Mexico's poor economic performance since 2000 will seal the defeat of the governing National Action Party, or PAN, in next Sunday's presidential election, a new Center for Economic and Policy Research, or CEPR, report said.
The report was released on Wednesday, just four days before Mexican voters select their next president from among candidates Josefina Vazquez Mota, of the PAN, Enrique Peña Nieto, of the Institutional Revolutionary Party, or PRI, Andres Manuel Lopez Obrador, of the leftist Progressive Movement coalition, and longshot Gabriel Quadri, of the New Alliance Party, or PANAL.
Nearly 80 million Mexicans will be eligible to vote for a successor to the PAN's Felipe Calderon, 628 federal legislators and thousands of other officials in the general elections.
The CEPR analyzed Mexico's economy over the past decade, including the 2008-2009 recession, and concluded that "the country's economic failure is a main reason for the likely loss of the ruling PAN party."
"Mexico's economy has done terribly since 2000, and for the last three decades, by any comparison - compared to its past growth (e.g. 1960-1980), or even compared with the rest of Latin America, which has grown twice as fast in per capita GDP since 2000," Mark Weisbrot, lead author of the paper and CEPR co-director, said.
The rest of Latin America, meanwhile, posted per capita gross domestic product growth that was double that of Mexico, Weisbrot said.
After Latin America's "record-breaking economic failure of 1980-2000," many coutries in the region, including Venezuela, Brazil, Argentina, Nicaragua and Bolivia, voted in leftist governments, while Mexico moved to the right in the 2000 election, voting in the PAN, the report said.
"Mexico's economic growth since 2000 has not improved over that of the long-term failure of the previous two decades. Its average annual per capita growth of 0.9 percent for 2000-2011 is about the same as the 0.8 percent annual rate from 1980 to 2000, and a small fraction of the 3.7 percent rate of the pre-2000 era," the report said.
Mexico's GDP contracted 9.4 percent during the 2008-2009 recession, effectively erasing nearly all the gains made in fighting poverty in the past decade, the report said.

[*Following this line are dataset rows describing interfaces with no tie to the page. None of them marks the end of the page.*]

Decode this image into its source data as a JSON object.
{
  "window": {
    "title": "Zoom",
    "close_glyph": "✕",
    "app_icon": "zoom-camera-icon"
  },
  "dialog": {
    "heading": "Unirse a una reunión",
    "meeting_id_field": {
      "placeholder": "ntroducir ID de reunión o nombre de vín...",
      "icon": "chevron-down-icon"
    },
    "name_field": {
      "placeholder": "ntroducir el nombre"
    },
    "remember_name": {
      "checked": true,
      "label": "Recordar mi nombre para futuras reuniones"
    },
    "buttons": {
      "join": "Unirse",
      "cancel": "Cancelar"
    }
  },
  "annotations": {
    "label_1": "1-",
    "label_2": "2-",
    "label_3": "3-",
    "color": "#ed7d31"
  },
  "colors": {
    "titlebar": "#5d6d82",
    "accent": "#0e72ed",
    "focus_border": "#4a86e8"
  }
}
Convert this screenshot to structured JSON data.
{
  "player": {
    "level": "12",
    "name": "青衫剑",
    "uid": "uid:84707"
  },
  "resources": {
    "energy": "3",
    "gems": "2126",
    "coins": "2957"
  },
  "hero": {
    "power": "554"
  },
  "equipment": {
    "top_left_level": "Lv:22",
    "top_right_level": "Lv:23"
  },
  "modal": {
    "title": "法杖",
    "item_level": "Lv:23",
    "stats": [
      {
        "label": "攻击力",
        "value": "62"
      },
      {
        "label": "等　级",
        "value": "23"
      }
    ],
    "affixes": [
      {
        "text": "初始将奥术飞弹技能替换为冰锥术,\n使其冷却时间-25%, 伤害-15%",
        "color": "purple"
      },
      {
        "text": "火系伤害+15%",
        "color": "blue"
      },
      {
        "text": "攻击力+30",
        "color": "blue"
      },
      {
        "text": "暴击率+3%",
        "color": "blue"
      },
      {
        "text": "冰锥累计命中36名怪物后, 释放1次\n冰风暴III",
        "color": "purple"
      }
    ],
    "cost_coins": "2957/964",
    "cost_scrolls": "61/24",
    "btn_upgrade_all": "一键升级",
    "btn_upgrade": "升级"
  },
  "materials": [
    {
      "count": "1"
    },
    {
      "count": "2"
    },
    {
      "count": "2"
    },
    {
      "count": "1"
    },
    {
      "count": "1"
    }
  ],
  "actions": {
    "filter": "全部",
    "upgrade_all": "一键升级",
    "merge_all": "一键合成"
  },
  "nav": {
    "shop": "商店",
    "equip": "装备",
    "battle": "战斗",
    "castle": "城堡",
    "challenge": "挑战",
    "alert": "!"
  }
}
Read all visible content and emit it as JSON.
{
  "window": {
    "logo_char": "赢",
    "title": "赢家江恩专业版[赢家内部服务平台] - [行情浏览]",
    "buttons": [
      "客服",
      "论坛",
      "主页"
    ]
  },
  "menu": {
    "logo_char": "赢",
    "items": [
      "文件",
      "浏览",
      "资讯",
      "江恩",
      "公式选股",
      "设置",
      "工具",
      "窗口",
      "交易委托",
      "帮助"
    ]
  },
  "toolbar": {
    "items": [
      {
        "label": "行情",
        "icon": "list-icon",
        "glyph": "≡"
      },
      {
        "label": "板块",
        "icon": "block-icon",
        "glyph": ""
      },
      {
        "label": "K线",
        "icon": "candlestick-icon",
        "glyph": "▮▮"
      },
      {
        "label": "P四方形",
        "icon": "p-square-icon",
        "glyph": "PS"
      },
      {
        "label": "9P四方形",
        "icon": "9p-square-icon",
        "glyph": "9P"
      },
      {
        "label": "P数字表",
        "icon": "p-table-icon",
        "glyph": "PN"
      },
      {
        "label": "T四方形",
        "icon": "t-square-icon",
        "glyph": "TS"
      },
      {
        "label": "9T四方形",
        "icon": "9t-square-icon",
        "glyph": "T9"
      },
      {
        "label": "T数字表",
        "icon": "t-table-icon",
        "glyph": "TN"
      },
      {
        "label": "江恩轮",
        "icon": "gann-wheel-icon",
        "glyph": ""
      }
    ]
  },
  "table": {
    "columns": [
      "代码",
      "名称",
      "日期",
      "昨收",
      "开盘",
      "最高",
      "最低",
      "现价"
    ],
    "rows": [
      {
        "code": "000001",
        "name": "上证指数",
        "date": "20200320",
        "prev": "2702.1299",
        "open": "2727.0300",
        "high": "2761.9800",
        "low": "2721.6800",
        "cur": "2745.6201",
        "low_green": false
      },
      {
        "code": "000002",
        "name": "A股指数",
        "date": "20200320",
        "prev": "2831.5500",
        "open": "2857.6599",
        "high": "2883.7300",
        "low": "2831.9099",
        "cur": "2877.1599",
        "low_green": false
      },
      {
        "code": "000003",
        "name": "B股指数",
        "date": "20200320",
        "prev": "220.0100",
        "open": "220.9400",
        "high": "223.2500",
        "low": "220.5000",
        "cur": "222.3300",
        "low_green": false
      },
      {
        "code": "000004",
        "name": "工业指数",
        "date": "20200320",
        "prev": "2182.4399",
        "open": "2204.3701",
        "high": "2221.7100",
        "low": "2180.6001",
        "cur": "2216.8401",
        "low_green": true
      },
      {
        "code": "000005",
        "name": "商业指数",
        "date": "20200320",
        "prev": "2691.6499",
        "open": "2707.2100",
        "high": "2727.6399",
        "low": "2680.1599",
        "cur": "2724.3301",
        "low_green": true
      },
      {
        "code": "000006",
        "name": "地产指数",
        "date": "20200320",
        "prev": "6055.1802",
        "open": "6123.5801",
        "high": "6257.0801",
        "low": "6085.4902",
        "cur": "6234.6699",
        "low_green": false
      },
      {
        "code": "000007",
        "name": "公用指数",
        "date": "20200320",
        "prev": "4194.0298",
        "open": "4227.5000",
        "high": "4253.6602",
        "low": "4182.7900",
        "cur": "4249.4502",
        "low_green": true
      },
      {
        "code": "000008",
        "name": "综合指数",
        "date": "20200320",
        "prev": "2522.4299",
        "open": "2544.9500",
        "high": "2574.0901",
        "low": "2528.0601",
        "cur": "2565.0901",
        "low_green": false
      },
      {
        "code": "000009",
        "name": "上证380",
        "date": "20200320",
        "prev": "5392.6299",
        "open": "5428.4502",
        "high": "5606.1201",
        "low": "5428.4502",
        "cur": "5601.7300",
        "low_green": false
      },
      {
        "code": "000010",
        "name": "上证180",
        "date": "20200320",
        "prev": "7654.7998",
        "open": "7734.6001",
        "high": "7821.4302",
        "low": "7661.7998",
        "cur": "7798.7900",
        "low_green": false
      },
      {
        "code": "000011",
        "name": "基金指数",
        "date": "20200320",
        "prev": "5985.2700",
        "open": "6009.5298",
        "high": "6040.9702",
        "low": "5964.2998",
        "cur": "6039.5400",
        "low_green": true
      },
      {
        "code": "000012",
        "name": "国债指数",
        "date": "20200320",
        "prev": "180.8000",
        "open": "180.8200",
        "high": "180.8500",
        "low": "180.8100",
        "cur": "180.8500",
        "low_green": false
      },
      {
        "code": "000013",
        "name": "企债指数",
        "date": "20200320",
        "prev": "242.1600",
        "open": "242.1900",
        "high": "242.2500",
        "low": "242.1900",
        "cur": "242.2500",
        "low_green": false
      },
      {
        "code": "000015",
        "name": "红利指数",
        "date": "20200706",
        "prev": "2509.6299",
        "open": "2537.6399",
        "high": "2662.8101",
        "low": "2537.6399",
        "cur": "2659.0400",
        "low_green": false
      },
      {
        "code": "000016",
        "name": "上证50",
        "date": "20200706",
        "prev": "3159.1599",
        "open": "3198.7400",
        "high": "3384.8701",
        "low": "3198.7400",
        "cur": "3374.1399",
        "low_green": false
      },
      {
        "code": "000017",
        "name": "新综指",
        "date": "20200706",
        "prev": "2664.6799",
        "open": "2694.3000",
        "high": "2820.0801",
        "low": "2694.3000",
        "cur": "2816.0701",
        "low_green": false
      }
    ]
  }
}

"Unemployment has not recovered to its pre-recession level, but remains considerably higher at 5 percent, compared to 3.6 percent prior to the recession. However, these numbers are small in absolute terms, because the official unemployment rate does not capture the full extent of unemployment in Mexico," the report said.
The CEPR blamed the problems, in part, on policy errors.
"Policy mistakes have contributed to the poor performance of the Mexican economy. The Mexican Central Bank's monetary policy was too conservative, raising policy interest rates (to 8.25 percent) just before the recession. The Central Bank could have avoided some of the increases in unemployment and poverty by lowering interest rates much sooner and lowering them further," the CEPR said. EFE